"In 'Beneath the Surface,' Hargrove paints a compelling portrait of these highly intelligent and social creatures, including his favorite whales Takara and her mother Kasatka, two of the most dominant orcas in SeaWorld. And he includes vibrant descriptions of the lives of orcas in the wild, contrasting their freedom in the ocean with their lives in SeaWorld. Hargrove's journey is one that humanity has just begun to take - toward the realization that the relationship between the human and animal worlds must be radically rethought."
I really enjoyed the entire book, and I found a lot of food for thought in Chapter 12 called "A Vision for the Future." Hargrove begins: "The prospect of a SeaWorld in financial decline does not fill me with glee. The company may be motivated by greed and it may have exploited both orcas and trainers, but SeaWorld is, paradoxically, the best hope for the 30 killer whales that it owns." Clearly, the whales can't be released into the wild. And, of course, clearly they shouldn't breed. SeaWorld has tampered with and changed their fertility cycles, the animals are clearly socially dysfunctional, and they are imprinted on humans.

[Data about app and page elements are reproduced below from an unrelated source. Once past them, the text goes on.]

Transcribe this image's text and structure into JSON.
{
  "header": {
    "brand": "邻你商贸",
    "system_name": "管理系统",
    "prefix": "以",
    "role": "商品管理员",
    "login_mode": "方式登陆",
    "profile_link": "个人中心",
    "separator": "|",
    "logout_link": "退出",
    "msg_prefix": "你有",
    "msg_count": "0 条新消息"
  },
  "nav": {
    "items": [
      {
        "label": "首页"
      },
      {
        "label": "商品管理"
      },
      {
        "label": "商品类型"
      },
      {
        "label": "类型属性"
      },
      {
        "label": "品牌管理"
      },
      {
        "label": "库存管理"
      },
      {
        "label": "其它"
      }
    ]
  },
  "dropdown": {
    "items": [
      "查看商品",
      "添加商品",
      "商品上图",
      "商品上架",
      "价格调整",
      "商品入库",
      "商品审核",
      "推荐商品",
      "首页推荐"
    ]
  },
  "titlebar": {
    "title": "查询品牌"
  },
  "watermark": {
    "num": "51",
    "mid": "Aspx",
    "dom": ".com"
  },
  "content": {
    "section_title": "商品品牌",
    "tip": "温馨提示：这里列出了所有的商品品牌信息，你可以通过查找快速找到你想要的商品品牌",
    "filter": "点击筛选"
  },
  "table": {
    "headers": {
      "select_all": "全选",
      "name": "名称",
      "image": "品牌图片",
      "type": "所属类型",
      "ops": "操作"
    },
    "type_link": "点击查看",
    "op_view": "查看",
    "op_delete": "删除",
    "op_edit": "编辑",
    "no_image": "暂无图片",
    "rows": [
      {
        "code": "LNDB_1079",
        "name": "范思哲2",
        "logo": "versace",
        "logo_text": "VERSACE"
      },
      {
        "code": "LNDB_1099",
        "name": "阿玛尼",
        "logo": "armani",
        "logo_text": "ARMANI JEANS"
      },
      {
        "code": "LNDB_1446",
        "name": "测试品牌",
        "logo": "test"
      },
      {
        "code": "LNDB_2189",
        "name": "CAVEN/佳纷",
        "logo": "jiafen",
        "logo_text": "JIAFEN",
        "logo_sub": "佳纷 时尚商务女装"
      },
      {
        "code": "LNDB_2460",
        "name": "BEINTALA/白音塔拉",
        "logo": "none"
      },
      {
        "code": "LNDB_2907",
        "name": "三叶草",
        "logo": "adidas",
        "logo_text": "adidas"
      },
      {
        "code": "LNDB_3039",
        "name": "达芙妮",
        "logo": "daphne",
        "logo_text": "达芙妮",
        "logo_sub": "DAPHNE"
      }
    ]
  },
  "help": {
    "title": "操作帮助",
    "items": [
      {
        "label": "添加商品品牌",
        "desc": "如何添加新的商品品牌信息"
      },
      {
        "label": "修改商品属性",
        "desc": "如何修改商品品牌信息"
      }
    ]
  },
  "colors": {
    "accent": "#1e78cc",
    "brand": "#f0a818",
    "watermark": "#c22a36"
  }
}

It would be a recipe for disaster if any were released into the wild.